While this might be a tempting idea, the truth is there are potentially severe consequences for lying on a credit card application. You are technically committing fraud if you knowingly report inaccurate data on a credit card application. The penalty for this type of action can be as severe as decades in prison and/or seven figures' worth of fines.

Even if you feel like the chance of getting caught exaggerating your income on a credit card application is low, it's worth understanding just how extreme the potential penalties are.

Example of Sentence and Fine for Loan Application Fraud

In 2012, a man was convicted of bank loan application fraud in Rochester, New York. He reported his income to the IRS as a bit over $12k a year, while he applied for several lines of credit stating his income as $90k-122k. After being extended lines of credit based on the income he reported, he ended up leaving balances on the accounts and filing for bankruptcy.

  • He was sentenced to time served and five years of supervised release.
  • Beyond that, he was ordered to pay nearly $47k in restitution.

As you can see, the potential consequences of lying on your credit card application are likely not worth the risk.

There are other legitimate ways to increase your credit limit, including:

  • Building and maintaining a good credit history
  • Increasing your income
  • Reducing your other debts
  • Strategically ask for credit card limit increases
  • Apply for a new card
  • Wait for automatic increases

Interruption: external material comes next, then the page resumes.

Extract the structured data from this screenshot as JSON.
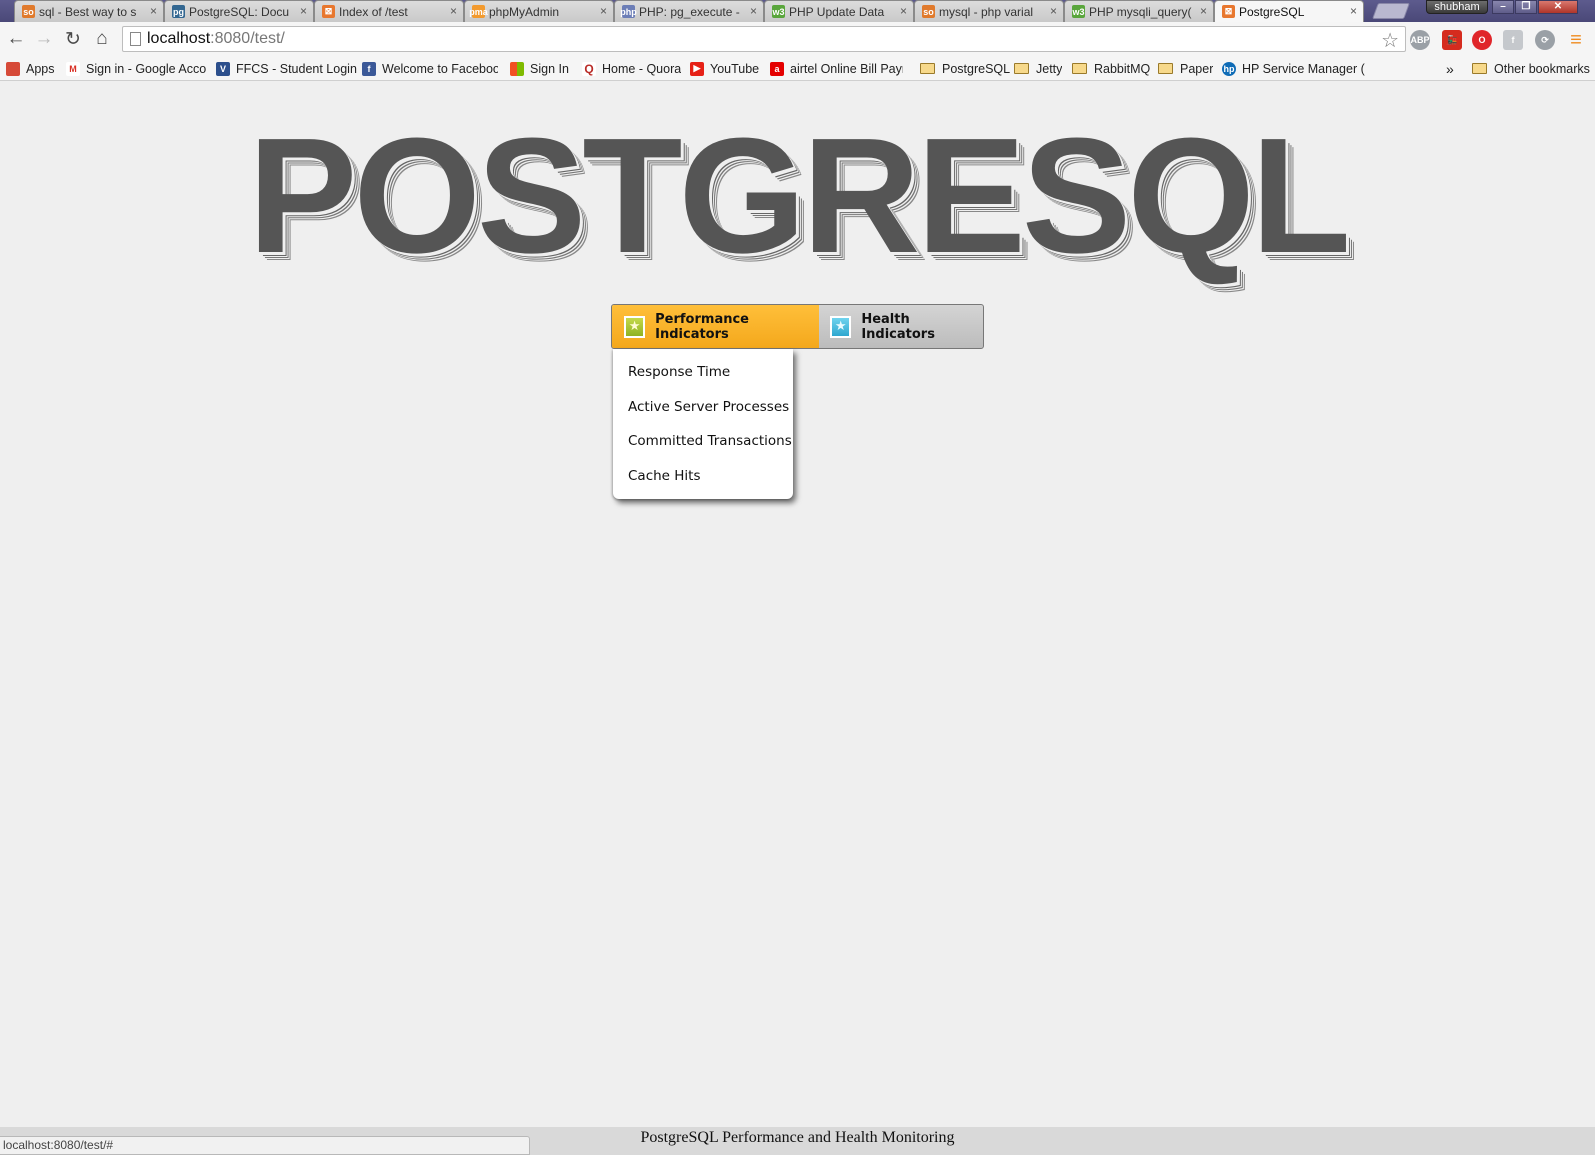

Understanding Credit as a Key to Financial Health

Having a salary of $30,000 is only one of the factors that credit card companies will take into account when determining your credit limit. Most will also look at things like your debt-to-income ratio, employment status, and credit score. However, your income is one of the major factors because it is one piece of the puzzle used to determine how much money you can be expected to pay back each month.

The credit system can seem quite complicated at first. Learning about credit cards, credit utilization ratios, debt-to-income ratios, credit scores, and credit limits can feel like trying to pick up a new language.

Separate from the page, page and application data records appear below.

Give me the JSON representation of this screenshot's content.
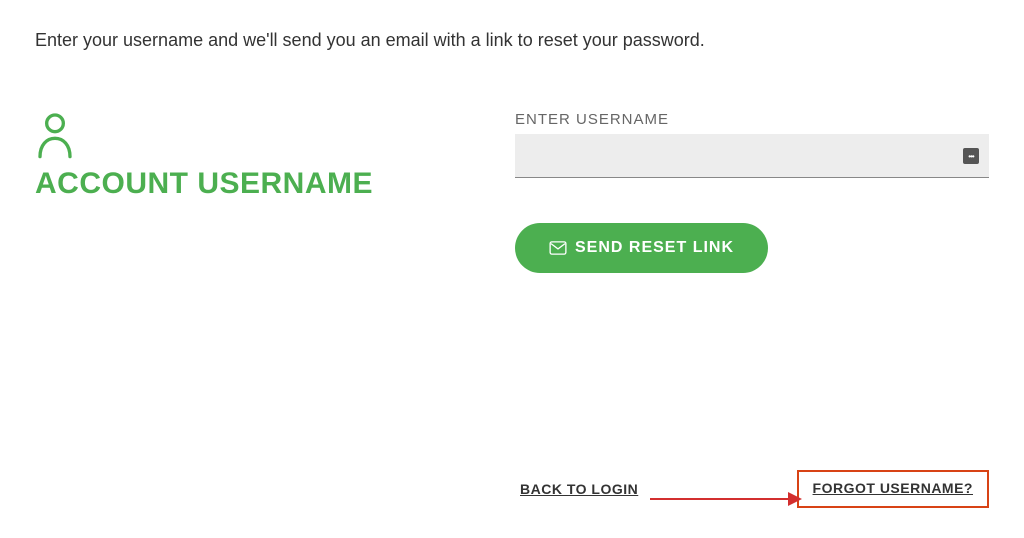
{
  "instruction": "Enter your username and we'll send you an email with a link to reset your password.",
  "section": {
    "title": "ACCOUNT USERNAME",
    "icon": "person-icon"
  },
  "form": {
    "username_label": "ENTER USERNAME",
    "username_value": "",
    "submit_label": "SEND RESET LINK"
  },
  "links": {
    "back_to_login": "BACK TO LOGIN",
    "forgot_username": "FORGOT USERNAME?"
  },
  "colors": {
    "accent": "#4caf50",
    "annotation": "#d32f2f"
  }
}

Though it might not be anyone's idea of a good time, understanding credit is one of the keys to financial health. Borrowing money responsibly can allow you to finance purchases that you otherwise couldn't make with cash. It can also help you build your credit history in a way that can benefit you down the road.

Are you working to gain a deeper understanding of credit and personal finance? If so, make sure you check out our Credit Building Tips blog for more articles and guides!

We encourage you to share this article on Twitter and Facebook. Just click those two links - you'll see why. 

It's important to share the news and spread the truth. Most people won't.
Written By:
Shaun Connell
Shaun Connell is a personal finance and credit expert with a passion for helping individuals eliminate debt and improve their credit. He's enjoyed writing investing and financial content for over 15 years, with expertise in real estate, debt, banking, credit, and wealth building. His work has been seen by millions on the web.

Leave a Reply

Your email address will not be published. Required fields are marked *

Get Our Credit Building Tips Newsletter
Subscribe to receive information, free guides and tutorials